Examining Prediction Market Anomalies
Market inefficiencies can be difficult to identify and are usually competed away quickly but, prediction market trading restrictions can cause anomalies to occur frequently.
Loophole in the Betting Market?
The situation shown above should never exist in an efficient, competitive market. For example, ignoring transaction costs, if a speculator took a position against every candidate, it would be impossible to lose.
On the prediction market PredictIt however, this kind of anomaly is a regular occurrence.
This table shows the breakdown of how much would be earned in the case of each candidate winning (and consequentially, the other candidates losing) assuming that bets were placed against all the candidates shown.
As an example for how these results are calculated, suppose that Hillary Clinton is the winner of the primary. In this case 8 cents would be paid out on each dollar wagered, but 11 cents would be earned from each dollar wagered (7 paid out from Bernie + 3 from Joe + 1 from Elizabeth).
No matter the winner, the speculator makes a guaranteed 3 cents for every $4.00 wagered. This seems too good to be true, and sadly, it is.
No Free Lunch…
When I first stumbled upon this, I thought I had found an inefficiency that could be exploited, but, after some careful reading it turns out that PredictIt charges a 10% fee on winnings and each winning is charged separately.
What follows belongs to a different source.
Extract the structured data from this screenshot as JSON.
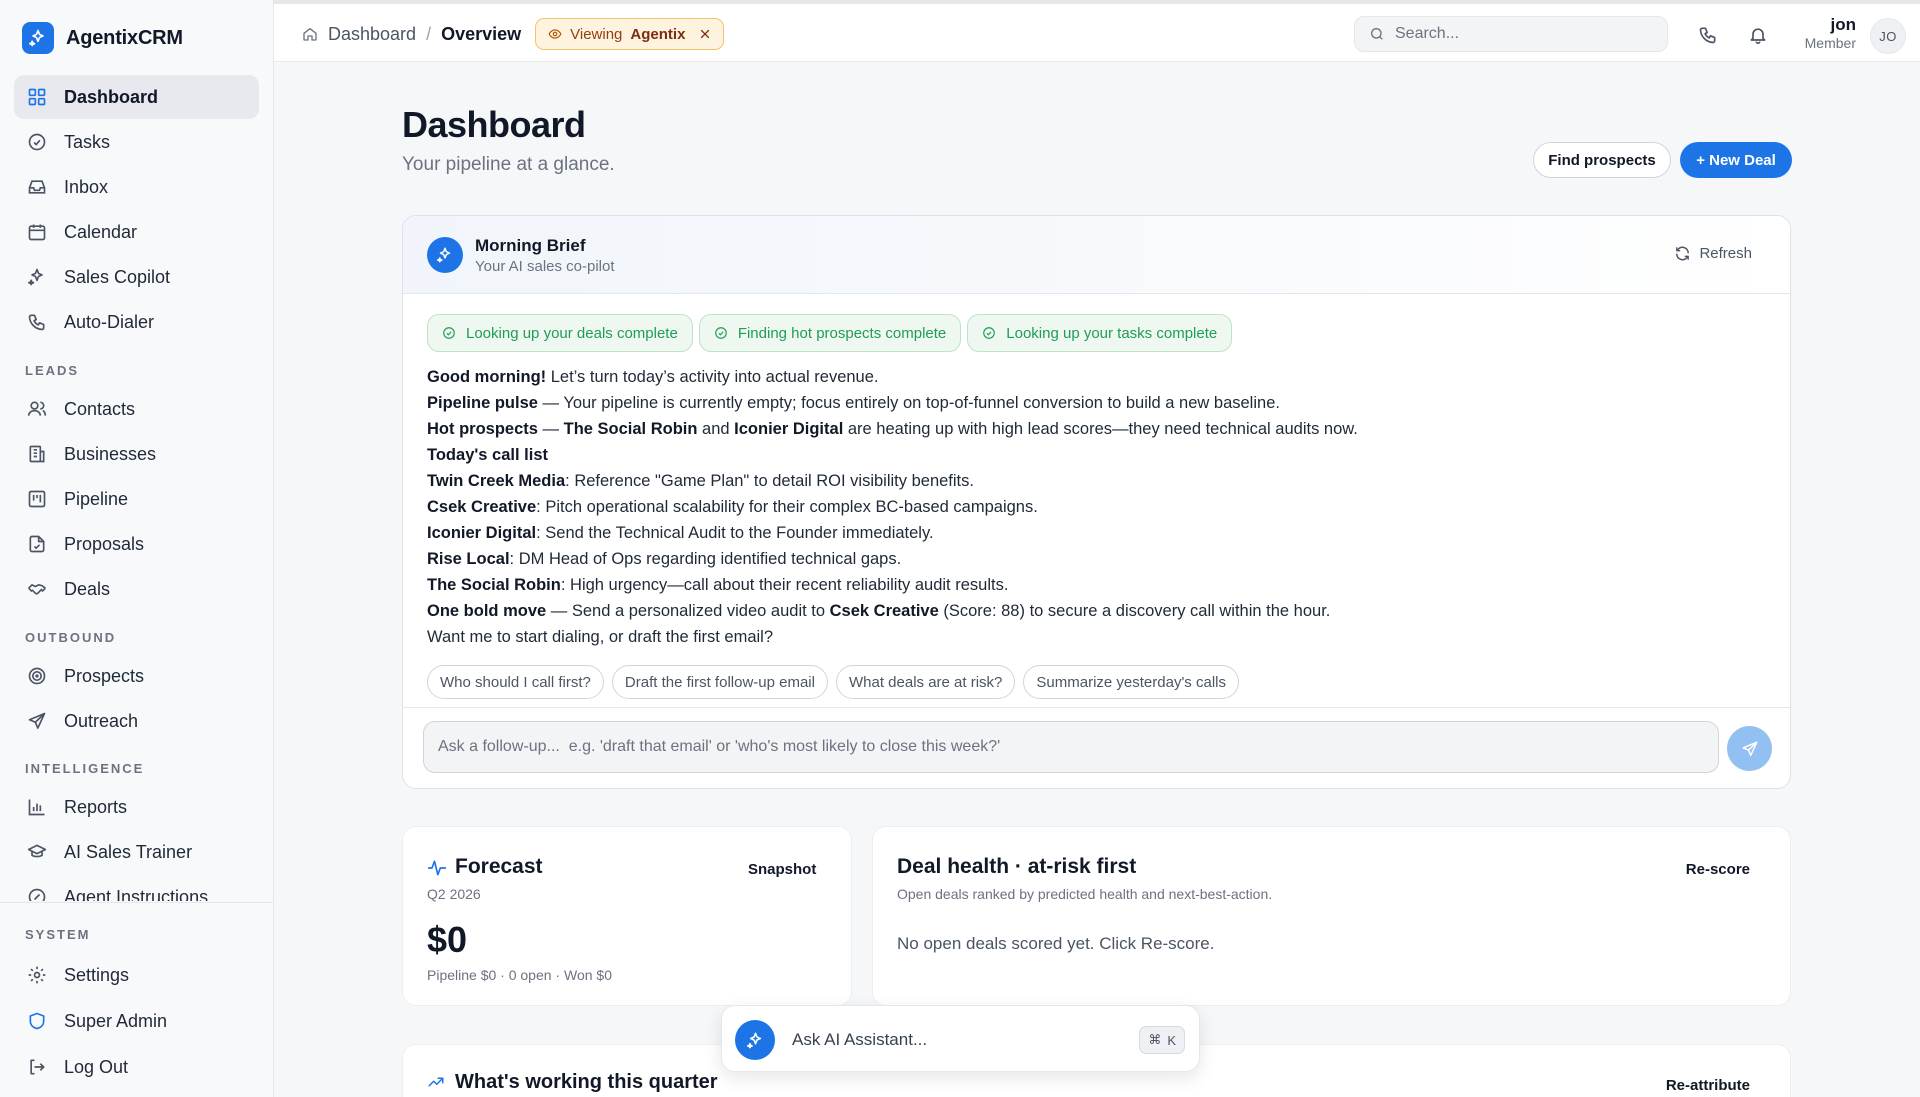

So the actual table looks something like this:
If PredictIt wants to be a tool for accurately estimating event probabilities, they should change their fee structure to act against a market (e.g. the result for the entire Democratic primary contest) rather than assessing fees bet by bet.